        https://www.asus.com/support/faq/1000814/

        Also download the latest beta firmware from here. The 6/17/16 version has been working flawlessly for me so far.
        ftp://ftp.dd-wrt.com/betas/

        I was amazed this actually worked. It seems ASUS has locked down signature checks on their firmware blocking third party files. The same procedure may work for downgrading to an earlier stock firmware, but I haven’t tried since getting DD-WRT working today.

        NOTE: Make sure your terminal machine is set with a static IP to avoid any disconnects. If the firmware fails to load for some reason you may end up with a bricked router.

        Cheers!

      3. LilZimi,

        Yes loading third party firmware is going to be getting harder and harder soon as companies are working to comply with an FCC ruling that stops users from modifying the router radios – the easiest solution for most manufactures is to simply stop the ability to load third party firmware.

        Here’s a recent arstechnica.com link: http://arstechnica.com/information-technology/2016/03/tp-link-blocks-open-source-router-firmware-to-comply-with-new-fcc-rule/ – it seems Asus is going the same route.

        -Michael

  13. 6/18/16 – ASUS’s latest firmware no longer lets you flash custom firmware. This is what I did to bypass their restrictions.

    Follow this guide to put your ASUS router into rescue mode, then upload the DD-WRT firmware using the Windows tool you installed.
    https://www.asus.com/support/faq/1000814/
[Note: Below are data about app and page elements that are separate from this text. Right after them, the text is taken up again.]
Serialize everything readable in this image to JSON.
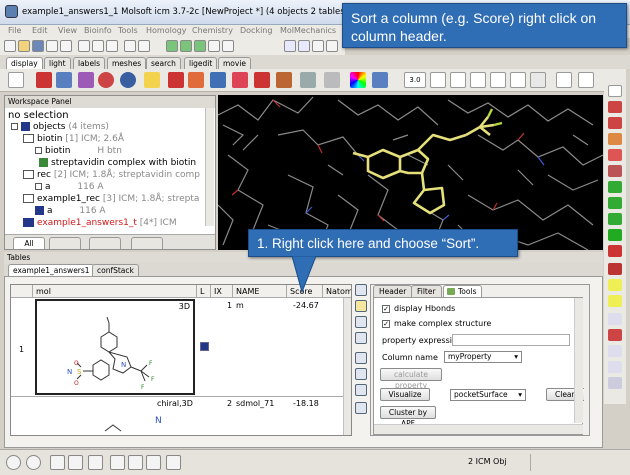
{
  "window": {
    "title": "example1_answers1_1 Molsoft icm 3.7-2c  [NewProject *] (4 objects 2 tables)"
  },
  "menu": [
    "File",
    "Edit",
    "View",
    "Bioinfo",
    "Tools",
    "Homology",
    "Chemistry",
    "Docking",
    "MolMechanics"
  ],
  "top_tabs": [
    "display",
    "light",
    "labels",
    "meshes",
    "search",
    "ligedit",
    "movie"
  ],
  "callout_top": "Sort a column (e.g. Score) right click on column header.",
  "callout_mid": "1. Right click here and choose “Sort”.",
  "workspace": {
    "title": "Workspace Panel",
    "selection": "no selection",
    "objects_label": "objects",
    "objects_count": "(4 items)",
    "items": [
      {
        "name": "biotin",
        "info": "[1] ICM; 2.6Å"
      },
      {
        "name": "biotin",
        "info": "H  btn"
      },
      {
        "name": "streptavidin complex with biotin",
        "info": ""
      },
      {
        "name": "rec",
        "info": "[2] ICM; 1.8Å; streptavidin comp"
      },
      {
        "name": "a",
        "info": "116 A"
      },
      {
        "name": "example1_rec",
        "info": "[3] ICM; 1.8Å; strepta"
      },
      {
        "name": "a",
        "info": "116 A"
      },
      {
        "name": "example1_answers1_t",
        "info": "[4*] ICM"
      }
    ],
    "bottom_tab": "All"
  },
  "tables": {
    "title": "Tables",
    "tabs": [
      "example1_answers1",
      "confStack"
    ],
    "columns": [
      "mol",
      "L",
      "IX",
      "NAME",
      "Score",
      "Natom"
    ],
    "rows": [
      {
        "row": "1",
        "tag": "3D",
        "ix": "1",
        "name": "m",
        "score": "-24.67"
      },
      {
        "row": "",
        "tag": "chiral,3D",
        "ix": "2",
        "name": "sdmol_71",
        "score": "-18.18"
      }
    ]
  },
  "tools_panel": {
    "tabs": [
      "Header",
      "Filter",
      "Tools"
    ],
    "display_hbonds": "display Hbonds",
    "make_complex": "make complex structure",
    "property_expression": "property expression",
    "column_name_label": "Column name",
    "column_name_value": "myProperty",
    "calculate_property": "calculate property",
    "visualize": "Visualize",
    "visualize_option": "pocketSurface",
    "clear": "Clear All",
    "cluster": "Cluster by APF"
  },
  "status": {
    "objects": "2 ICM Obj"
  },
  "toolbar_value": "3.0",
  "colors": {
    "callout": "#2f6db5",
    "ligand": "#e6e07a",
    "protein": "#8a8a8a",
    "background3d": "#000000",
    "highlight": "#d01818"
  }
}
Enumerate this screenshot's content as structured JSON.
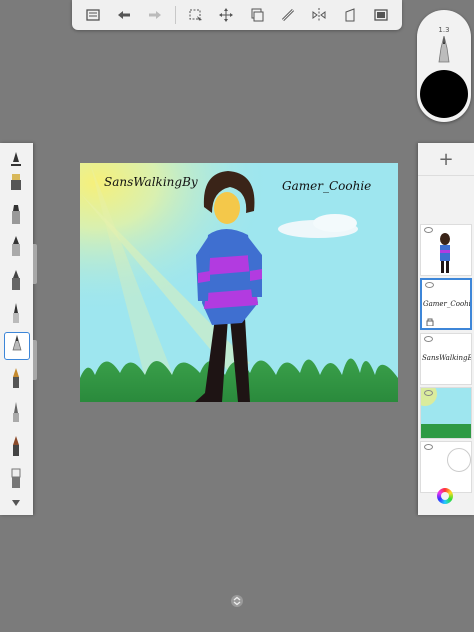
{
  "toolbar": {
    "icons": [
      "list-icon",
      "undo-icon",
      "redo-icon",
      "selection-icon",
      "move-icon",
      "copy-icon",
      "ruler-icon",
      "symmetry-icon",
      "perspective-icon",
      "frame-icon"
    ]
  },
  "brush": {
    "size": "1.3",
    "color": "#000000"
  },
  "left_tools": [
    "pencil-icon",
    "airbrush-icon",
    "marker-icon",
    "ink-pen-icon",
    "brush-icon",
    "fine-pen-icon",
    "ballpoint-pen-icon",
    "fountain-pen-icon",
    "smudge-icon",
    "paintbrush-icon",
    "eraser-icon",
    "more-tools-icon"
  ],
  "canvas": {
    "text_left": "SansWalkingBy",
    "text_right": "Gamer_Coohie"
  },
  "layers": {
    "add_label": "+",
    "items": [
      {
        "name": "character-layer",
        "text": ""
      },
      {
        "name": "signature-layer",
        "text": "Gamer_Coohie"
      },
      {
        "name": "title-layer",
        "text": "SansWalkingBy"
      },
      {
        "name": "background-layer",
        "text": ""
      },
      {
        "name": "empty-layer",
        "text": ""
      }
    ]
  },
  "colors": {
    "accent": "#3d86d8",
    "sky": "#9ee6ef",
    "grass": "#2e9a44",
    "sun": "#f3ee7a"
  }
}
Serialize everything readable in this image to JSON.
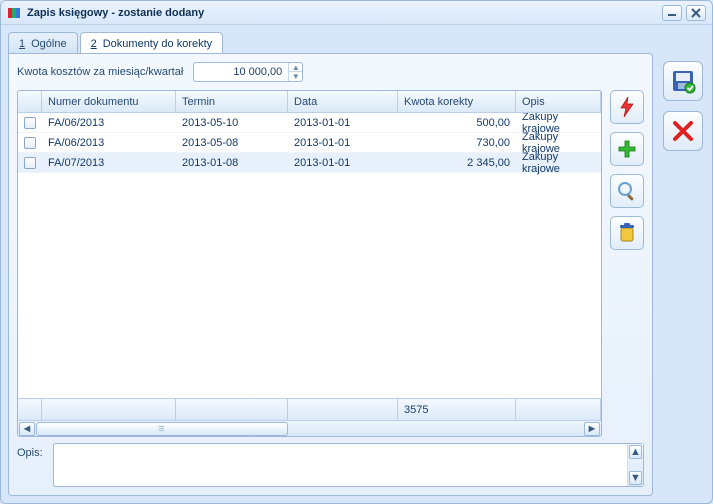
{
  "window": {
    "title": "Zapis księgowy - zostanie dodany"
  },
  "tabs": [
    {
      "num": "1",
      "label": "Ogólne"
    },
    {
      "num": "2",
      "label": "Dokumenty do korekty"
    }
  ],
  "cost": {
    "label": "Kwota kosztów za miesiąc/kwartał",
    "value": "10 000,00"
  },
  "grid": {
    "headers": {
      "doc": "Numer dokumentu",
      "term": "Termin",
      "data": "Data",
      "kw": "Kwota korekty",
      "opis": "Opis"
    },
    "rows": [
      {
        "doc": "FA/06/2013",
        "term": "2013-05-10",
        "data": "2013-01-01",
        "kw": "500,00",
        "opis": "Zakupy krajowe"
      },
      {
        "doc": "FA/06/2013",
        "term": "2013-05-08",
        "data": "2013-01-01",
        "kw": "730,00",
        "opis": "Zakupy krajowe"
      },
      {
        "doc": "FA/07/2013",
        "term": "2013-01-08",
        "data": "2013-01-01",
        "kw": "2 345,00",
        "opis": "Zakupy krajowe"
      }
    ],
    "sum": "3575"
  },
  "opis": {
    "label": "Opis:"
  }
}
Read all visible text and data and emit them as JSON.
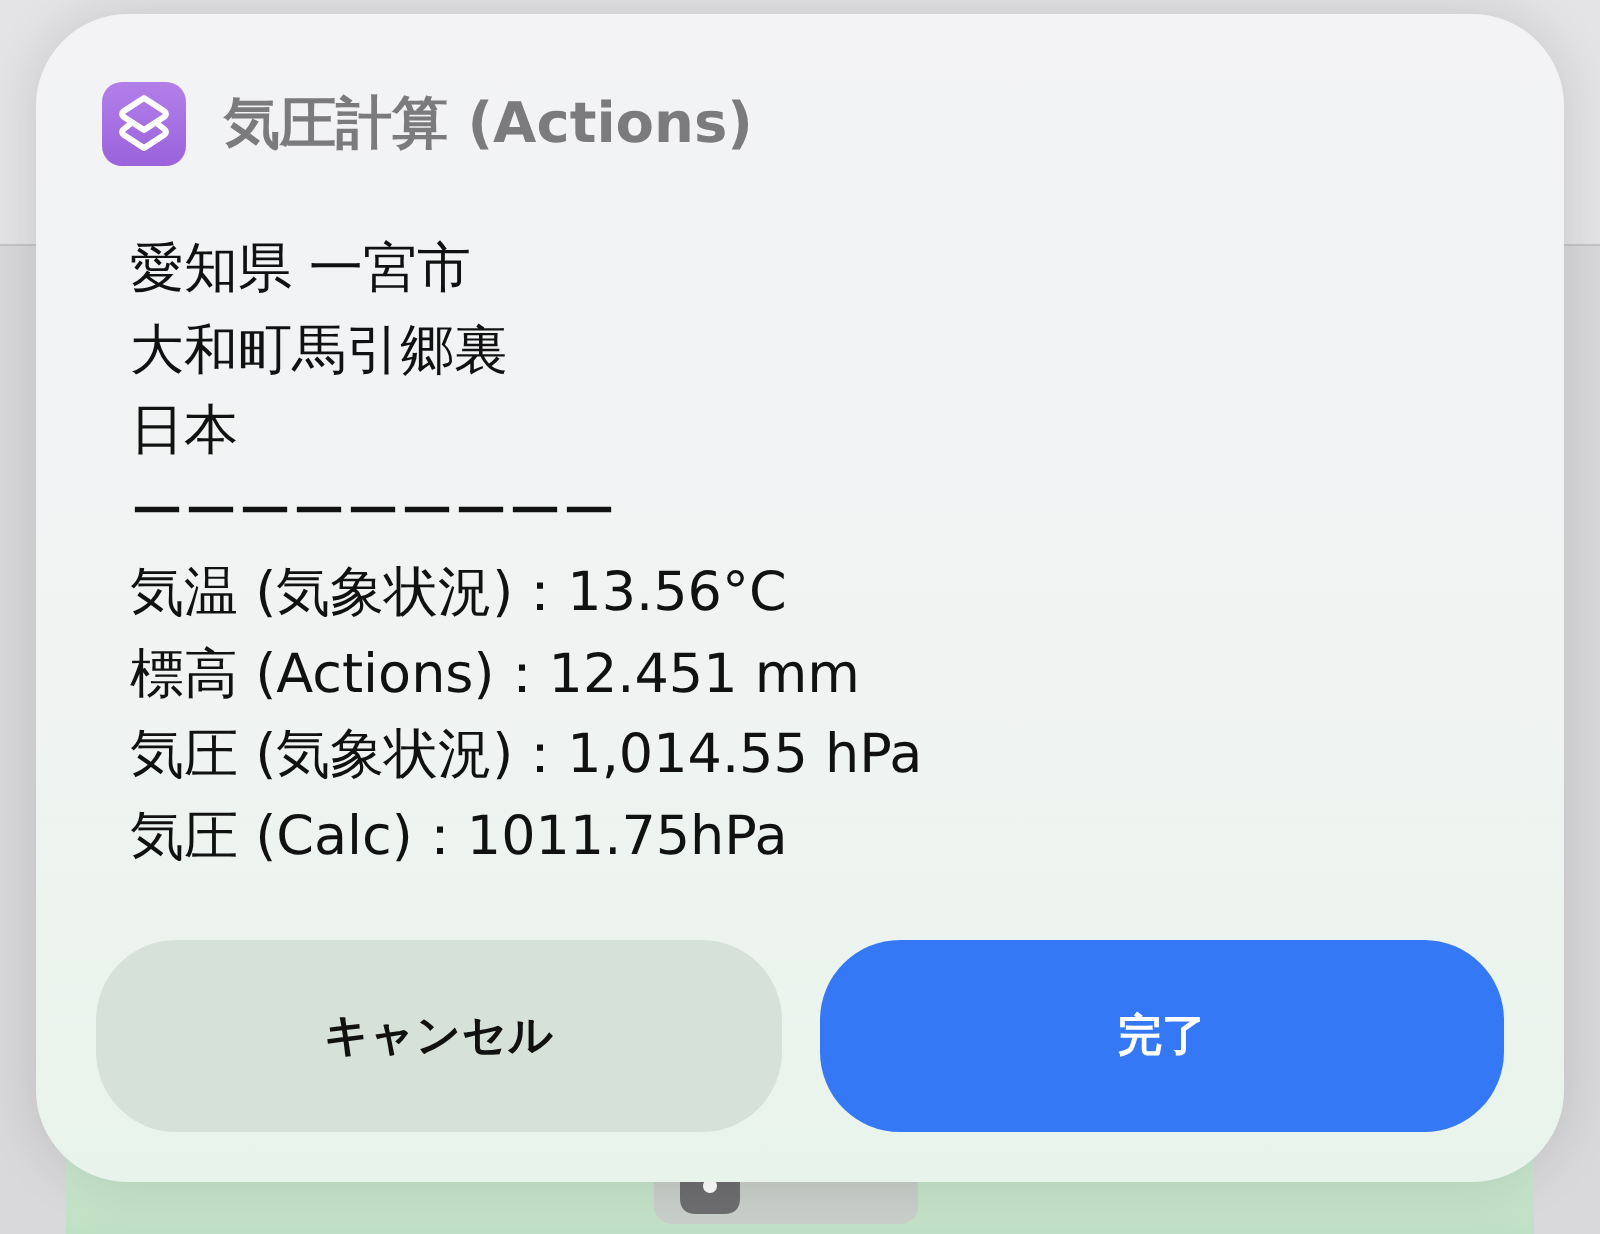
{
  "dialog": {
    "title": "気圧計算 (Actions)",
    "lines": [
      "愛知県 一宮市",
      "大和町馬引郷裏",
      "日本",
      "ーーーーーーーーー",
      "気温 (気象状況)：13.56°C",
      "標高 (Actions)：12.451 mm",
      "気圧 (気象状況)：1,014.55 hPa",
      "気圧 (Calc)：1011.75hPa"
    ]
  },
  "buttons": [
    {
      "kind": "secondary",
      "label": "キャンセル"
    },
    {
      "kind": "primary",
      "label": "完了"
    }
  ]
}
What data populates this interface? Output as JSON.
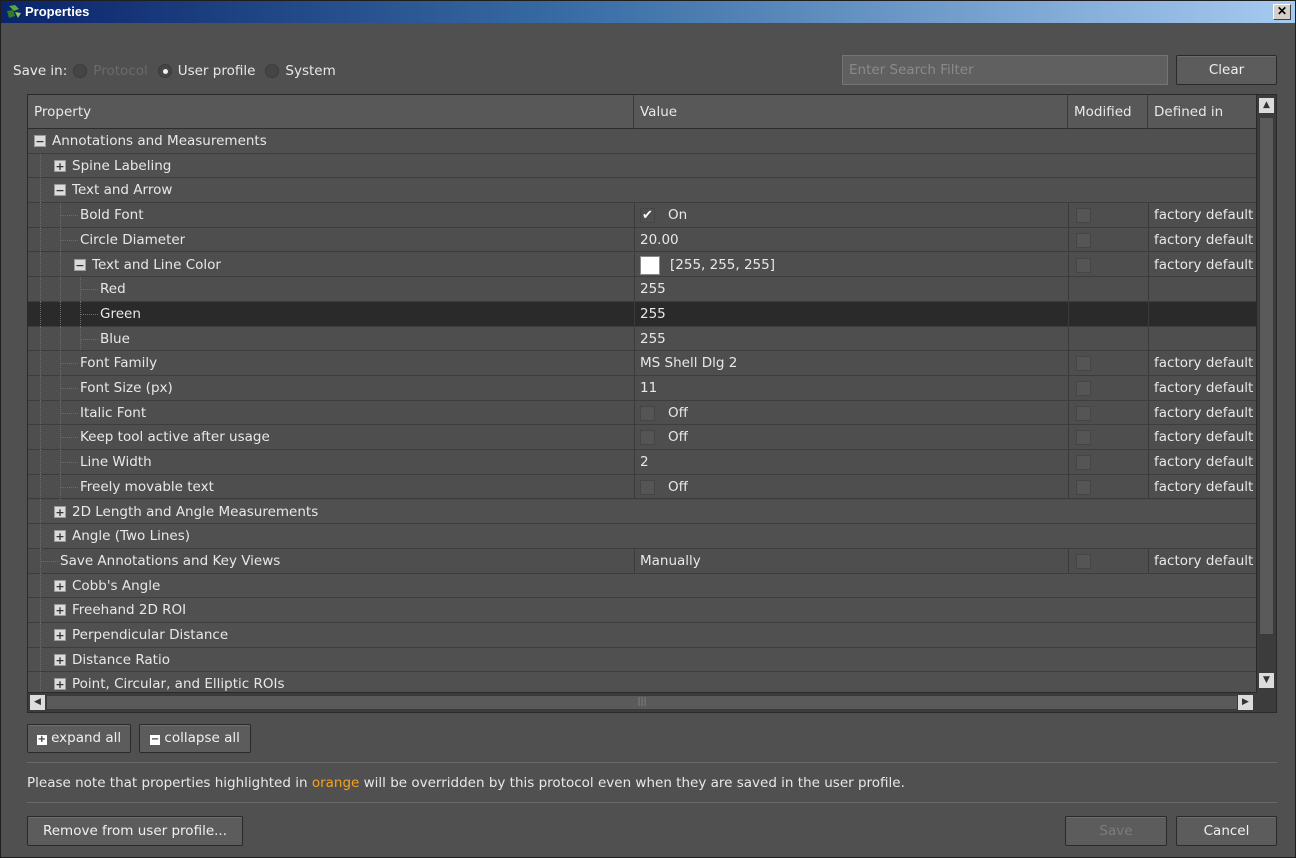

    Also download the latest beta firmware from here. The 6/17/16 version has been working flawlessly for me so far.
    ftp://ftp.dd-wrt.com/betas/

    I was amazed this actually worked. It seems ASUS has locked down signature checks on their firmware blocking third party files. The same procedure may work for downgrading to an earlier stock firmware, but I haven’t tried since getting DD-WRT working today.

    NOTE: Make sure your terminal machine is set with a static IP to avoid any disconnects. If the firmware fails to load for some reason you may end up with a bricked router.

    Cheers!

  14. Hi, I have this router with the last kong build but i have some firewall problems.
    iptables -t nat -A POSTROUTING -j MASQUERADE
    this row is all i need or there is something else to do?
    I try some sites with port forwarding test and any test fails.
    thanks for help.

Leave a Comment

Your email address will not be published. Required fields are marked *

Scroll to Top